#### [Aim of the exercise]
The entries follow. Copy every line in which "shortcut" appears.

### Available records

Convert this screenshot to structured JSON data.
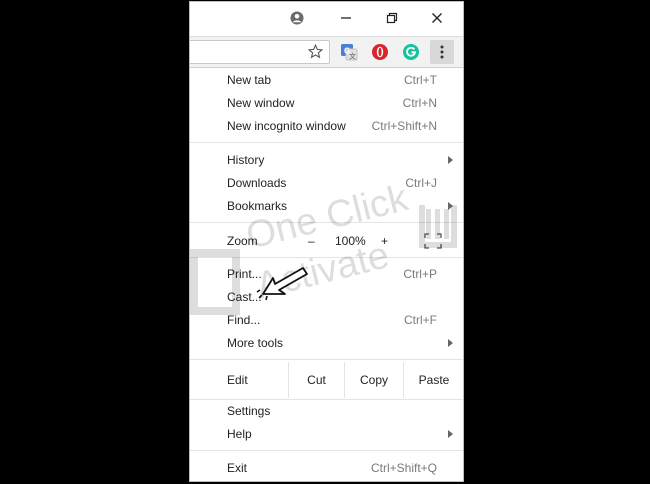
{
  "window": {
    "title_icons": [
      "profile-icon",
      "minimize-icon",
      "restore-icon",
      "close-icon"
    ]
  },
  "toolbar": {
    "bookmark_icon": "star-icon",
    "extensions": [
      {
        "name": "google-translate-icon",
        "color": "#4a7fd7"
      },
      {
        "name": "opera-vpn-icon",
        "color": "#d9232d"
      },
      {
        "name": "grammarly-icon",
        "color": "#15c39a"
      }
    ],
    "menu_icon": "vertical-dots-icon"
  },
  "menu": {
    "new_tab": {
      "label": "New tab",
      "shortcut": "Ctrl+T"
    },
    "new_window": {
      "label": "New window",
      "shortcut": "Ctrl+N"
    },
    "new_incognito": {
      "label": "New incognito window",
      "shortcut": "Ctrl+Shift+N"
    },
    "history": {
      "label": "History"
    },
    "downloads": {
      "label": "Downloads",
      "shortcut": "Ctrl+J"
    },
    "bookmarks": {
      "label": "Bookmarks"
    },
    "zoom": {
      "label": "Zoom",
      "minus": "–",
      "level": "100%",
      "plus": "+"
    },
    "print": {
      "label": "Print...",
      "shortcut": "Ctrl+P"
    },
    "cast": {
      "label": "Cast..."
    },
    "find": {
      "label": "Find...",
      "shortcut": "Ctrl+F"
    },
    "more_tools": {
      "label": "More tools"
    },
    "edit": {
      "label": "Edit",
      "cut": "Cut",
      "copy": "Copy",
      "paste": "Paste"
    },
    "settings": {
      "label": "Settings"
    },
    "help": {
      "label": "Help"
    },
    "exit": {
      "label": "Exit",
      "shortcut": "Ctrl+Shift+Q"
    }
  },
  "watermark": {
    "line1": "One Click",
    "line2": "Activate"
  }
}
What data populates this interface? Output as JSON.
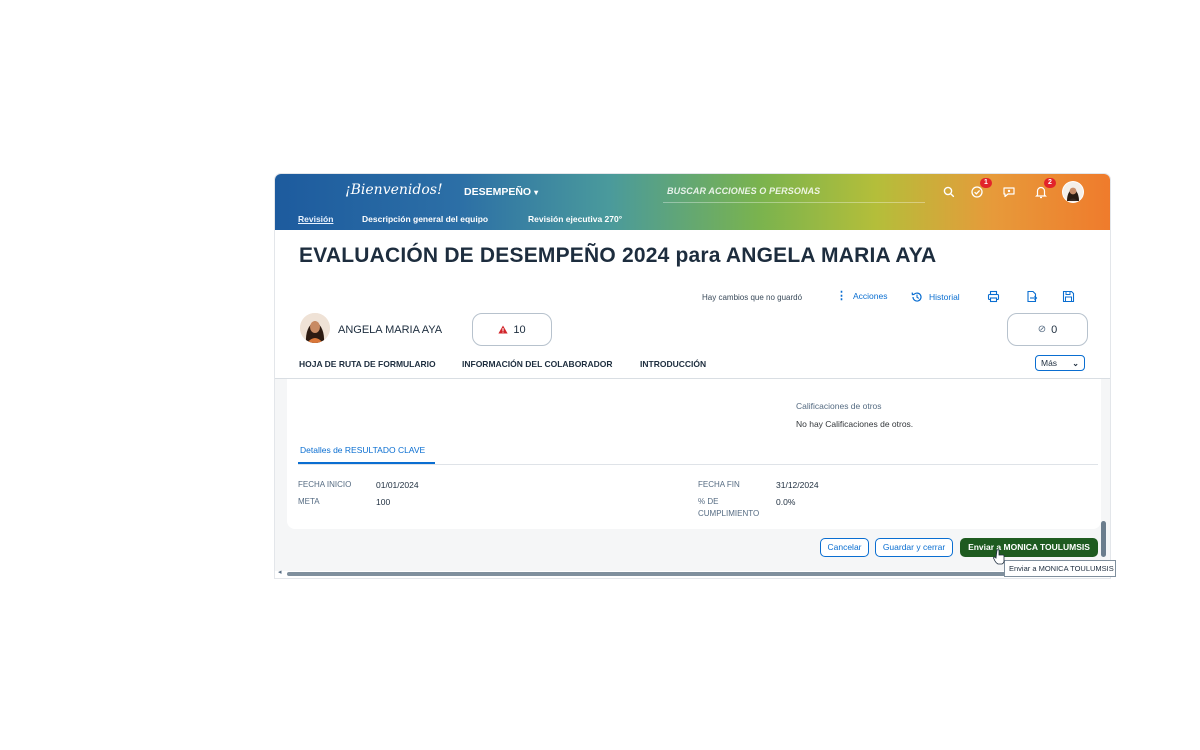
{
  "shell": {
    "logo_text": "¡Bienvenidos!",
    "module_label": "DESEMPEÑO",
    "search_placeholder": "BUSCAR ACCIONES O PERSONAS",
    "icons": [
      "search-icon",
      "todo-icon",
      "chat-icon",
      "bell-icon",
      "user-avatar"
    ],
    "todo_badge": "1",
    "notifications_badge": "2",
    "subnav": [
      "Revisión",
      "Descripción general del equipo",
      "Revisión ejecutiva 270°"
    ]
  },
  "page": {
    "title": "EVALUACIÓN DE DESEMPEÑO 2024 para ANGELA MARIA AYA",
    "unsaved_changes": "Hay cambios que no guardó",
    "actions_label": "Acciones",
    "history_label": "Historial",
    "toolbar_icons": [
      "print-icon",
      "export-icon",
      "save-icon"
    ]
  },
  "employee": {
    "name": "ANGELA MARIA AYA",
    "alerts_count": "10",
    "attachments_count": "0"
  },
  "tabs": [
    "HOJA DE RUTA DE FORMULARIO",
    "INFORMACIÓN DEL COLABORADOR",
    "INTRODUCCIÓN"
  ],
  "more_label": "Más",
  "ratings": {
    "title": "Calificaciones de otros",
    "empty_text": "No hay Calificaciones de otros."
  },
  "key_result": {
    "tab_label": "Detalles de RESULTADO CLAVE",
    "start_label": "FECHA INICIO",
    "start_value": "01/01/2024",
    "goal_label": "META",
    "goal_value": "100",
    "end_label": "FECHA FIN",
    "end_value": "31/12/2024",
    "completion_label_1": "% DE",
    "completion_label_2": "CUMPLIMIENTO",
    "completion_value": "0.0%"
  },
  "footer": {
    "cancel_label": "Cancelar",
    "save_close_label": "Guardar y cerrar",
    "send_label": "Enviar a MONICA TOULUMSIS",
    "tooltip": "Enviar a MONICA TOULUMSIS"
  },
  "colors": {
    "accent": "#0a6ed1",
    "primary_button": "#1e5b20",
    "badge": "#e2242a",
    "alert": "#d1242a"
  }
}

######

#### [Solution to this task]
      "shortcut": "Ctrl+T"
      "shortcut": "Ctrl+N"
      "shortcut": "Ctrl+Shift+N"
      "shortcut": "Ctrl+J"
      "shortcut": "Ctrl+P"
      "shortcut": "Ctrl+F"
      "shortcut": "Ctrl+Shift+Q"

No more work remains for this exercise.